> _DATA TO PROCESS_:
=== Section Start ===

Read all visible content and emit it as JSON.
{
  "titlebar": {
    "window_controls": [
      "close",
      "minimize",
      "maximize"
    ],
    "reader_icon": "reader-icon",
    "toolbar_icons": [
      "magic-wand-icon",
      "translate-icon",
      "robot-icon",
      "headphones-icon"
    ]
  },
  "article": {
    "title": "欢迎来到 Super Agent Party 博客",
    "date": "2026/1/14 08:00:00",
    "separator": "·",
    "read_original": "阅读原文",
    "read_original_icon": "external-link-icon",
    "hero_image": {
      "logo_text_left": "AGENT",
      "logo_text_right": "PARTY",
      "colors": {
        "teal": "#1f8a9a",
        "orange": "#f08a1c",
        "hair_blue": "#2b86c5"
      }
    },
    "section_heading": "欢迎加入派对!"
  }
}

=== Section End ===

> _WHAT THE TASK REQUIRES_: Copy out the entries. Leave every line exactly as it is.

> _RESPONSE_:
Read all visible content and emit it as JSON.
{
  "titlebar": {
    "window_controls": [
      "close",
      "minimize",
      "maximize"
    ],
    "reader_icon": "reader-icon",
    "toolbar_icons": [
      "magic-wand-icon",
      "translate-icon",
      "robot-icon",
      "headphones-icon"
    ]
  },
  "article": {
    "title": "欢迎来到 Super Agent Party 博客",
    "date": "2026/1/14 08:00:00",
    "separator": "·",
    "read_original": "阅读原文",
    "read_original_icon": "external-link-icon",
    "hero_image": {
      "logo_text_left": "AGENT",
      "logo_text_right": "PARTY",
      "colors": {
        "teal": "#1f8a9a",
        "orange": "#f08a1c",
        "hair_blue": "#2b86c5"
      }
    },
    "section_heading": "欢迎加入派对!"
  }
}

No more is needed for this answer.